** Opening Provided data block **

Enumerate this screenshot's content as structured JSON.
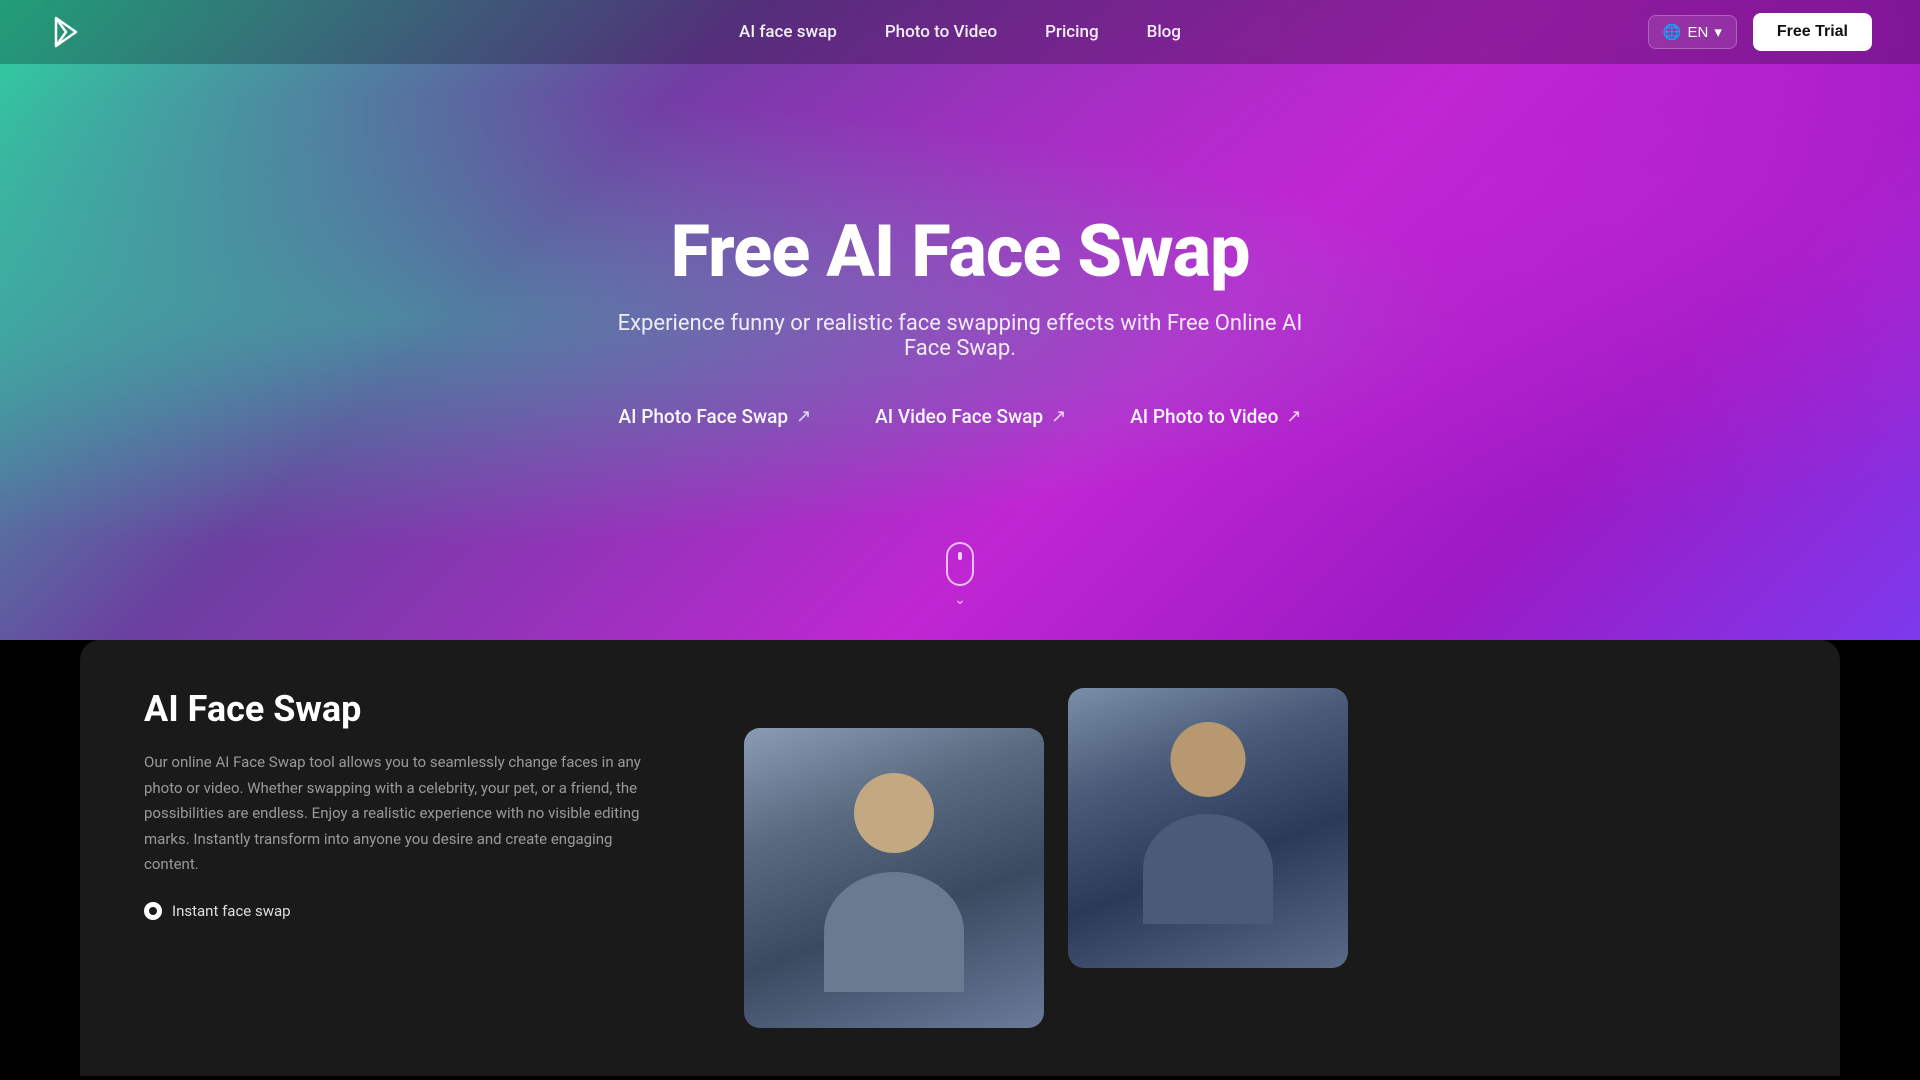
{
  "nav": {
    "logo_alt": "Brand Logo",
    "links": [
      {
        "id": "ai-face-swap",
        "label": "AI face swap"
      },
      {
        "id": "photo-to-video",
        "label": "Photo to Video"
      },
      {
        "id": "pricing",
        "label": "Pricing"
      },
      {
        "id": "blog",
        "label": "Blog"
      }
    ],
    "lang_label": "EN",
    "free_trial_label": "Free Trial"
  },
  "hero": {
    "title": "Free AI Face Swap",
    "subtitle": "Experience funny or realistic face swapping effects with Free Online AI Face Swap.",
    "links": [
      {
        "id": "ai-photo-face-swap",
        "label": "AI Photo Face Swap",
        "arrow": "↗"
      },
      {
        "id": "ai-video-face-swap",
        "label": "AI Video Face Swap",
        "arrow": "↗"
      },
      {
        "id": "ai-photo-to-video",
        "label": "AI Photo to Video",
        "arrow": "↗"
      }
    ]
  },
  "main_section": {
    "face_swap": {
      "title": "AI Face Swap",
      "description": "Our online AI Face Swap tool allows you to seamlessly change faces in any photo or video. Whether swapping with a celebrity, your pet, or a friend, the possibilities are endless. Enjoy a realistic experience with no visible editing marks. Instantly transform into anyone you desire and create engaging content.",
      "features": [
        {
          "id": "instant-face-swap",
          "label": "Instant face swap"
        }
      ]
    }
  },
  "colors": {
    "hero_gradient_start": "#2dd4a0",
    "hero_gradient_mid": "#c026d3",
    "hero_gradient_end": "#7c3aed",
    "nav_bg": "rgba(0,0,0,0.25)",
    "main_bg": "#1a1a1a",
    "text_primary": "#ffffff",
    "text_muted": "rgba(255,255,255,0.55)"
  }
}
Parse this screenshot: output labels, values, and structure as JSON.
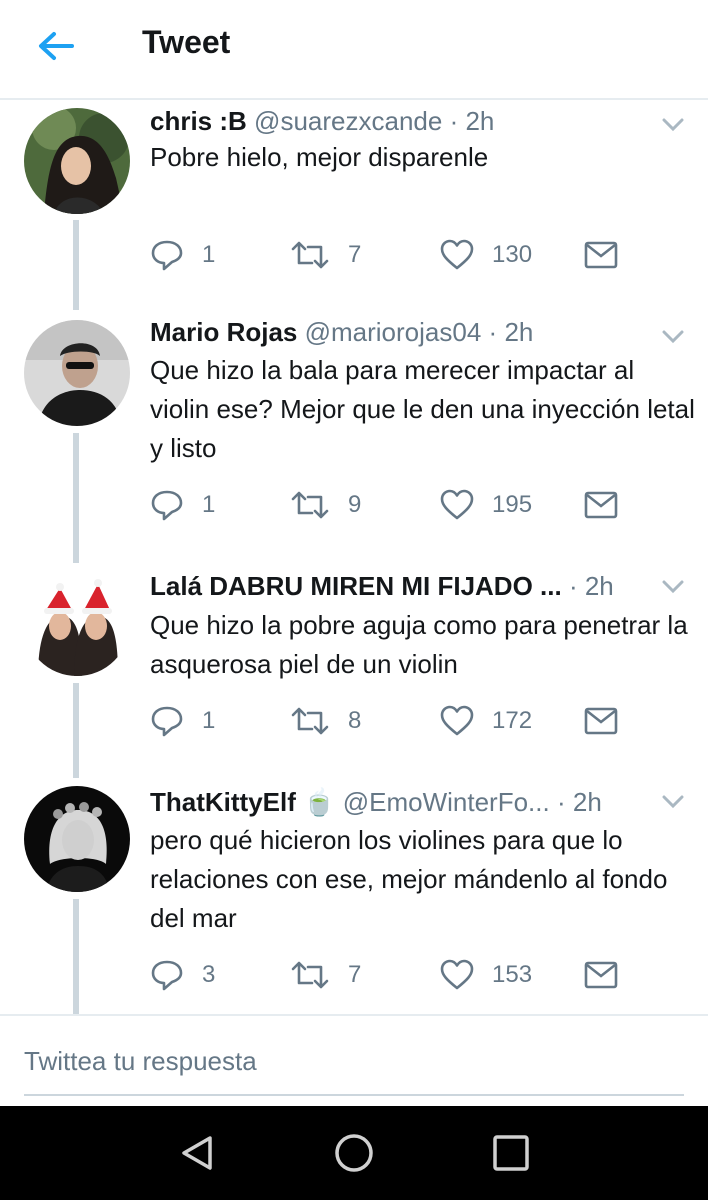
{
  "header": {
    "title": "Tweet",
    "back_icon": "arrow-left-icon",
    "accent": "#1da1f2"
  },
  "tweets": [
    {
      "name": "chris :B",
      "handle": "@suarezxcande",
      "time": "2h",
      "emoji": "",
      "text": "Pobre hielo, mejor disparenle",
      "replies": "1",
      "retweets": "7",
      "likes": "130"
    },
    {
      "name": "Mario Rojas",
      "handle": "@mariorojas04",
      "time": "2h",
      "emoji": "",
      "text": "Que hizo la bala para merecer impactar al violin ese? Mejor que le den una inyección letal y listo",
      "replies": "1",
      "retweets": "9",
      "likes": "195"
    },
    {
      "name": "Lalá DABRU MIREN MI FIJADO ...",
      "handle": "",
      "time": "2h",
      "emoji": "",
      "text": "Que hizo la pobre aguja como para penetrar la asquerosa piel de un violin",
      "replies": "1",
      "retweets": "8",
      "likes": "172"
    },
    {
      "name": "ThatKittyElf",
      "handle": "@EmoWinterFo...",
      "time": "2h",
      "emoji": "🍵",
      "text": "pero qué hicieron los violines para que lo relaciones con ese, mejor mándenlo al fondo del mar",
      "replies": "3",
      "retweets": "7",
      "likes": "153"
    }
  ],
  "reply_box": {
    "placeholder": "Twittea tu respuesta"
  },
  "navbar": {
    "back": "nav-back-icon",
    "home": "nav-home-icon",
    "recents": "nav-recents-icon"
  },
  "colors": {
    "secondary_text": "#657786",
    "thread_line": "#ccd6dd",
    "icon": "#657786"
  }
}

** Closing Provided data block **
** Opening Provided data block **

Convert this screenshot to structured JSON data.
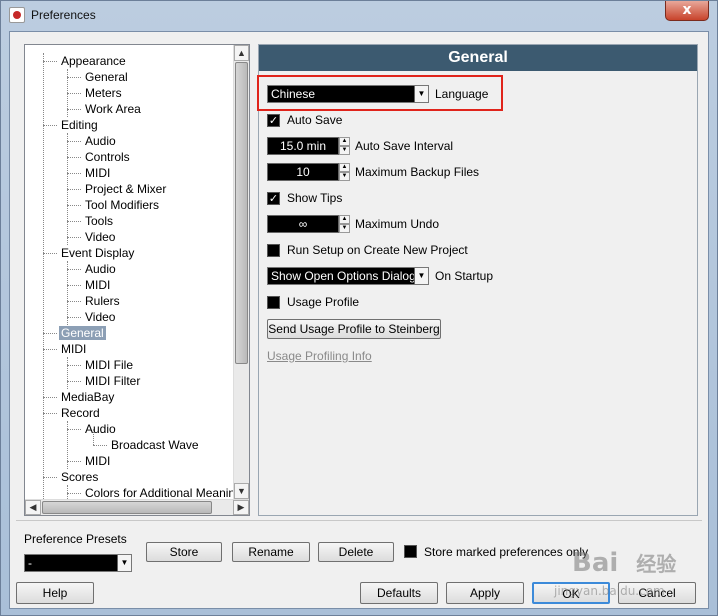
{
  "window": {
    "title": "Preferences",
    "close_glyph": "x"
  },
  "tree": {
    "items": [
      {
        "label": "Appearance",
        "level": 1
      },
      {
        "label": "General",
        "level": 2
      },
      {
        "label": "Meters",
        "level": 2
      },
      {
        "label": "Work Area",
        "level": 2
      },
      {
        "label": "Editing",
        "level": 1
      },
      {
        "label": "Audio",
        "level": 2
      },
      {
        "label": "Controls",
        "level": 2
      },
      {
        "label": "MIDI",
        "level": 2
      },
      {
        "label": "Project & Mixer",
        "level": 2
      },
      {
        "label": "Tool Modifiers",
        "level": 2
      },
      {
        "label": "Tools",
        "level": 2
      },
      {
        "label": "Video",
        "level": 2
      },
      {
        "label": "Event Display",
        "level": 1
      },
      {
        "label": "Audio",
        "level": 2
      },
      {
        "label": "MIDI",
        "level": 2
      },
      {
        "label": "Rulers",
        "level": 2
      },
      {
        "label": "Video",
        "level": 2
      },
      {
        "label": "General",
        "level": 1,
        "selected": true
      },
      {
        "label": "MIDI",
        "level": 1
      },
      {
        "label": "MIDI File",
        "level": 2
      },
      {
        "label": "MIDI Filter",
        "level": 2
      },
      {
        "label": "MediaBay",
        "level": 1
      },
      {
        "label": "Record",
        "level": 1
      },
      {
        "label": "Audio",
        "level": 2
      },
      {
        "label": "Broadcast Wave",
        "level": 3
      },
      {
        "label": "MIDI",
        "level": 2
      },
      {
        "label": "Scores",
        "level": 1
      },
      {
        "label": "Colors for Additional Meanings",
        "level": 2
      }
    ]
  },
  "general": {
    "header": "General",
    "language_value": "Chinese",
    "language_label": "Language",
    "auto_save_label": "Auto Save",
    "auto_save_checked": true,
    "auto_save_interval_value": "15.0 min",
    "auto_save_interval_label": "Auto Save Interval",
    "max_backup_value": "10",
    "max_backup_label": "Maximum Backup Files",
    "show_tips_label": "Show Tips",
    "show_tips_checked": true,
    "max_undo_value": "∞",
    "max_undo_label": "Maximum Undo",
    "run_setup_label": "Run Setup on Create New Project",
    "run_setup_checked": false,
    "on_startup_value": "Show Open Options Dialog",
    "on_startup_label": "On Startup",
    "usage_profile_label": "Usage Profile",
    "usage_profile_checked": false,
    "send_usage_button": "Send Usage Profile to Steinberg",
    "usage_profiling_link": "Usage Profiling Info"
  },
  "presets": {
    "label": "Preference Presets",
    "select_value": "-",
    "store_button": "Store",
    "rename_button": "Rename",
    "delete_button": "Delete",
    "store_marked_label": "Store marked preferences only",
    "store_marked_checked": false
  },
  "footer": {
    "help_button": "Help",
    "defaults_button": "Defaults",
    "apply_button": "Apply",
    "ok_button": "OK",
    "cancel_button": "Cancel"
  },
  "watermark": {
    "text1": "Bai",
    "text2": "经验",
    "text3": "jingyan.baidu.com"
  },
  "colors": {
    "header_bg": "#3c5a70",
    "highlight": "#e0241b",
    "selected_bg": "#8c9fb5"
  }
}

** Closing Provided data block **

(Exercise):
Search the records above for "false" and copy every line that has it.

(Expected answer):
    "run_setup_checked": false,
    "usage_profile_checked": false,
    "store_marked_checked": false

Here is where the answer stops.